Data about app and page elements
======

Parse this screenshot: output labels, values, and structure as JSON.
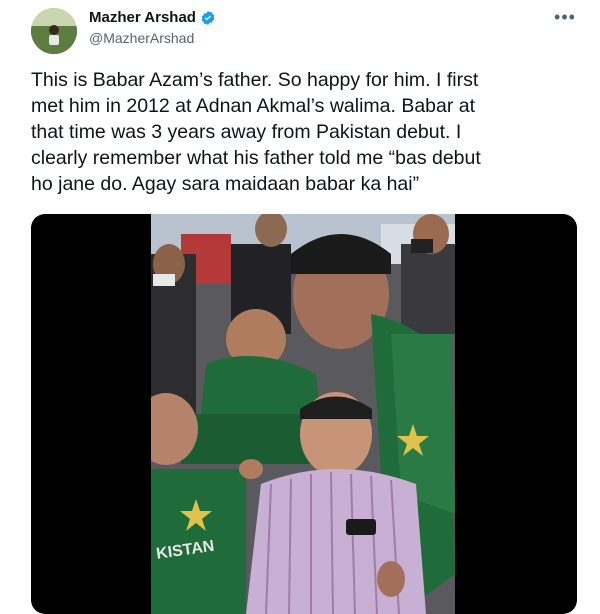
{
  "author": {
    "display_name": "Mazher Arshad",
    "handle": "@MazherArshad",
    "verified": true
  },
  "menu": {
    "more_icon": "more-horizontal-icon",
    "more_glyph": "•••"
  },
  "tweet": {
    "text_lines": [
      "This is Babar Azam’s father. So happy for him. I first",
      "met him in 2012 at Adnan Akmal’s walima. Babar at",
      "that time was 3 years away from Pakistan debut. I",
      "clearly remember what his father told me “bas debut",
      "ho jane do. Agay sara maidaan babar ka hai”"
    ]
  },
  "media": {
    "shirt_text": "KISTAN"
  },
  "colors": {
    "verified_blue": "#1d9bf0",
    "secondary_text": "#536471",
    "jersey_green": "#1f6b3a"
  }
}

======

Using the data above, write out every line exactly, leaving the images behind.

> Exercise output
Parse this screenshot: output labels, values, and structure as JSON.
{
  "author": {
    "display_name": "Mazher Arshad",
    "handle": "@MazherArshad",
    "verified": true
  },
  "menu": {
    "more_icon": "more-horizontal-icon",
    "more_glyph": "•••"
  },
  "tweet": {
    "text_lines": [
      "This is Babar Azam’s father. So happy for him. I first",
      "met him in 2012 at Adnan Akmal’s walima. Babar at",
      "that time was 3 years away from Pakistan debut. I",
      "clearly remember what his father told me “bas debut",
      "ho jane do. Agay sara maidaan babar ka hai”"
    ]
  },
  "media": {
    "shirt_text": "KISTAN"
  },
  "colors": {
    "verified_blue": "#1d9bf0",
    "secondary_text": "#536471",
    "jersey_green": "#1f6b3a"
  }
}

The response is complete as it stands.